### Data shown

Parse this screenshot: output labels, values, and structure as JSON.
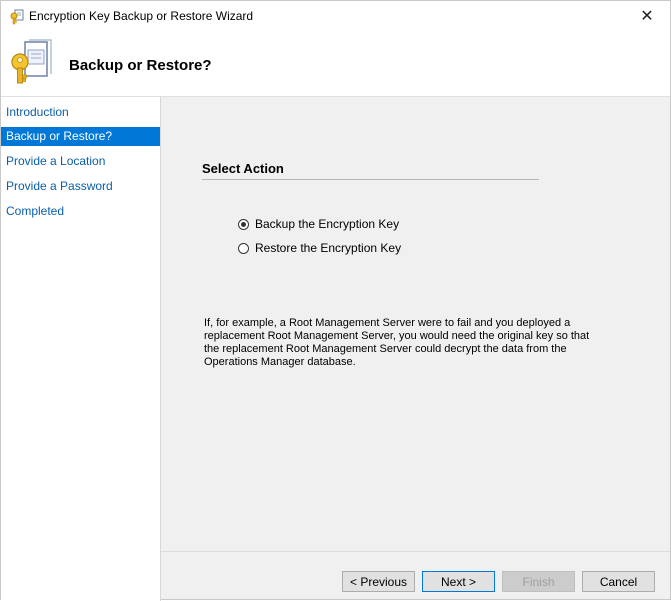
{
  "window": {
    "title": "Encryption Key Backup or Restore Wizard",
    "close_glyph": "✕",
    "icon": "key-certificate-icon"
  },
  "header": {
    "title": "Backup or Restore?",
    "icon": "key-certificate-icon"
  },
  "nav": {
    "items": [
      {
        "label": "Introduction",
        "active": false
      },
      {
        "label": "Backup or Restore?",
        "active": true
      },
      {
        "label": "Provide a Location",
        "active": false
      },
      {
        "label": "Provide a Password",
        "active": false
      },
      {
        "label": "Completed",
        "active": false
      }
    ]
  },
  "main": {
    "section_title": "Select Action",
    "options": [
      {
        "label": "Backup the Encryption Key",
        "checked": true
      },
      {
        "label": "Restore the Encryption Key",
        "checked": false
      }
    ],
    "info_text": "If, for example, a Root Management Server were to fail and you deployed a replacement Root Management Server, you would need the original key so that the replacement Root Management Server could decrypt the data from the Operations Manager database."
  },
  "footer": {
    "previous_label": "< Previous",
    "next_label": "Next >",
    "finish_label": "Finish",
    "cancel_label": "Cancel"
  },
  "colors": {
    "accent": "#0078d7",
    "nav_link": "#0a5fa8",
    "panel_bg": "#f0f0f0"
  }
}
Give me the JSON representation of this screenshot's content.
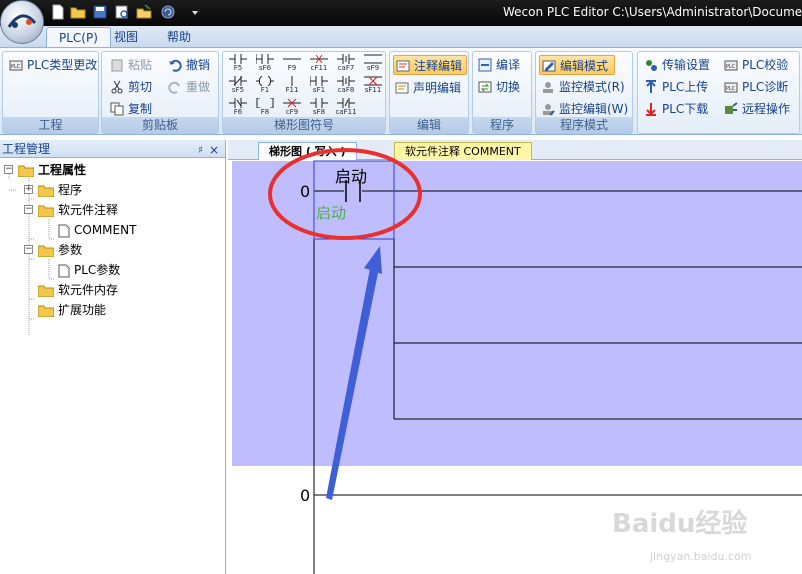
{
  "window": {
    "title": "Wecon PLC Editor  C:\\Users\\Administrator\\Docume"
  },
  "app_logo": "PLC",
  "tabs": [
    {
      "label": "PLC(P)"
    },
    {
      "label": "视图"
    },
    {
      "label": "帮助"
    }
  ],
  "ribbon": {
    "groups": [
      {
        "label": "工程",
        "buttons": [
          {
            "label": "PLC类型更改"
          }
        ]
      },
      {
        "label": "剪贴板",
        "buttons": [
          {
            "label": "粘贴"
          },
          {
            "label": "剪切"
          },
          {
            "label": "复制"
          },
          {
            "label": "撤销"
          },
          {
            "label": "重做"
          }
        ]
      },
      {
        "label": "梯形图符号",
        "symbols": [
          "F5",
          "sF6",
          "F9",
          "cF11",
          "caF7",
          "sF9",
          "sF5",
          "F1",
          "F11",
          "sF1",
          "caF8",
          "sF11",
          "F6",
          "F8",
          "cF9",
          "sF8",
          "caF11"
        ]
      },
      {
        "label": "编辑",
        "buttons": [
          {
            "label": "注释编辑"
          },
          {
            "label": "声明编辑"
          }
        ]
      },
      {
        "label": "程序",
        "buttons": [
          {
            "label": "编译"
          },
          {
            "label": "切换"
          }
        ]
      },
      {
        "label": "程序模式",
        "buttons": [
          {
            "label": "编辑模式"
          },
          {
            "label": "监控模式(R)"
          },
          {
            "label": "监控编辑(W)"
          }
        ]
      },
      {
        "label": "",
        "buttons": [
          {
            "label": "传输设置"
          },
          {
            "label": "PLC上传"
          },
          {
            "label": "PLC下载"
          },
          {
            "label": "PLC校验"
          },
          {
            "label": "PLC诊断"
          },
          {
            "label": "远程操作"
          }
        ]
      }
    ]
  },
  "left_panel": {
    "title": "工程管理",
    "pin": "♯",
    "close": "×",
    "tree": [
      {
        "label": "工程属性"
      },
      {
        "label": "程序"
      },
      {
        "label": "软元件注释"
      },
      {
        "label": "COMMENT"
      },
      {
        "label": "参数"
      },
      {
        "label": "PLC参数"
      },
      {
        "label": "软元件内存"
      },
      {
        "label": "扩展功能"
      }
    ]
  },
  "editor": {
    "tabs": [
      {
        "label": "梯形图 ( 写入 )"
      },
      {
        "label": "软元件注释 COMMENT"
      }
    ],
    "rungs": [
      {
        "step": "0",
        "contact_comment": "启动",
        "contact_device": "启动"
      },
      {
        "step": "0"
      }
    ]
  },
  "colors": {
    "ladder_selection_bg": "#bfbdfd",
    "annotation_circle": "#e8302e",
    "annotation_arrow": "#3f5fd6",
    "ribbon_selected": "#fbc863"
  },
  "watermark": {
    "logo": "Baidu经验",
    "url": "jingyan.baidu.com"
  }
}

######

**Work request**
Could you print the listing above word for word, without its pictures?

**Result of the exercise**
Parse this screenshot: output labels, values, and structure as JSON.
{
  "window": {
    "title": "Encryption Key Backup or Restore Wizard",
    "close_glyph": "✕",
    "icon": "key-certificate-icon"
  },
  "header": {
    "title": "Backup or Restore?",
    "icon": "key-certificate-icon"
  },
  "nav": {
    "items": [
      {
        "label": "Introduction",
        "active": false
      },
      {
        "label": "Backup or Restore?",
        "active": true
      },
      {
        "label": "Provide a Location",
        "active": false
      },
      {
        "label": "Provide a Password",
        "active": false
      },
      {
        "label": "Completed",
        "active": false
      }
    ]
  },
  "main": {
    "section_title": "Select Action",
    "options": [
      {
        "label": "Backup the Encryption Key",
        "checked": true
      },
      {
        "label": "Restore the Encryption Key",
        "checked": false
      }
    ],
    "info_text": "If, for example, a Root Management Server were to fail and you deployed a replacement Root Management Server, you would need the original key so that the replacement Root Management Server could decrypt the data from the Operations Manager database."
  },
  "footer": {
    "previous_label": "< Previous",
    "next_label": "Next >",
    "finish_label": "Finish",
    "cancel_label": "Cancel"
  },
  "colors": {
    "accent": "#0078d7",
    "nav_link": "#0a5fa8",
    "panel_bg": "#f0f0f0"
  }
}
Give me the JSON representation of this screenshot's content.
{
  "window": {
    "title": "Wecon PLC Editor  C:\\Users\\Administrator\\Docume"
  },
  "app_logo": "PLC",
  "tabs": [
    {
      "label": "PLC(P)"
    },
    {
      "label": "视图"
    },
    {
      "label": "帮助"
    }
  ],
  "ribbon": {
    "groups": [
      {
        "label": "工程",
        "buttons": [
          {
            "label": "PLC类型更改"
          }
        ]
      },
      {
        "label": "剪贴板",
        "buttons": [
          {
            "label": "粘贴"
          },
          {
            "label": "剪切"
          },
          {
            "label": "复制"
          },
          {
            "label": "撤销"
          },
          {
            "label": "重做"
          }
        ]
      },
      {
        "label": "梯形图符号",
        "symbols": [
          "F5",
          "sF6",
          "F9",
          "cF11",
          "caF7",
          "sF9",
          "sF5",
          "F1",
          "F11",
          "sF1",
          "caF8",
          "sF11",
          "F6",
          "F8",
          "cF9",
          "sF8",
          "caF11"
        ]
      },
      {
        "label": "编辑",
        "buttons": [
          {
            "label": "注释编辑"
          },
          {
            "label": "声明编辑"
          }
        ]
      },
      {
        "label": "程序",
        "buttons": [
          {
            "label": "编译"
          },
          {
            "label": "切换"
          }
        ]
      },
      {
        "label": "程序模式",
        "buttons": [
          {
            "label": "编辑模式"
          },
          {
            "label": "监控模式(R)"
          },
          {
            "label": "监控编辑(W)"
          }
        ]
      },
      {
        "label": "",
        "buttons": [
          {
            "label": "传输设置"
          },
          {
            "label": "PLC上传"
          },
          {
            "label": "PLC下载"
          },
          {
            "label": "PLC校验"
          },
          {
            "label": "PLC诊断"
          },
          {
            "label": "远程操作"
          }
        ]
      }
    ]
  },
  "left_panel": {
    "title": "工程管理",
    "pin": "♯",
    "close": "×",
    "tree": [
      {
        "label": "工程属性"
      },
      {
        "label": "程序"
      },
      {
        "label": "软元件注释"
      },
      {
        "label": "COMMENT"
      },
      {
        "label": "参数"
      },
      {
        "label": "PLC参数"
      },
      {
        "label": "软元件内存"
      },
      {
        "label": "扩展功能"
      }
    ]
  },
  "editor": {
    "tabs": [
      {
        "label": "梯形图 ( 写入 )"
      },
      {
        "label": "软元件注释 COMMENT"
      }
    ],
    "rungs": [
      {
        "step": "0",
        "contact_comment": "启动",
        "contact_device": "启动"
      },
      {
        "step": "0"
      }
    ]
  },
  "colors": {
    "ladder_selection_bg": "#bfbdfd",
    "annotation_circle": "#e8302e",
    "annotation_arrow": "#3f5fd6",
    "ribbon_selected": "#fbc863"
  },
  "watermark": {
    "logo": "Baidu经验",
    "url": "jingyan.baidu.com"
  }
}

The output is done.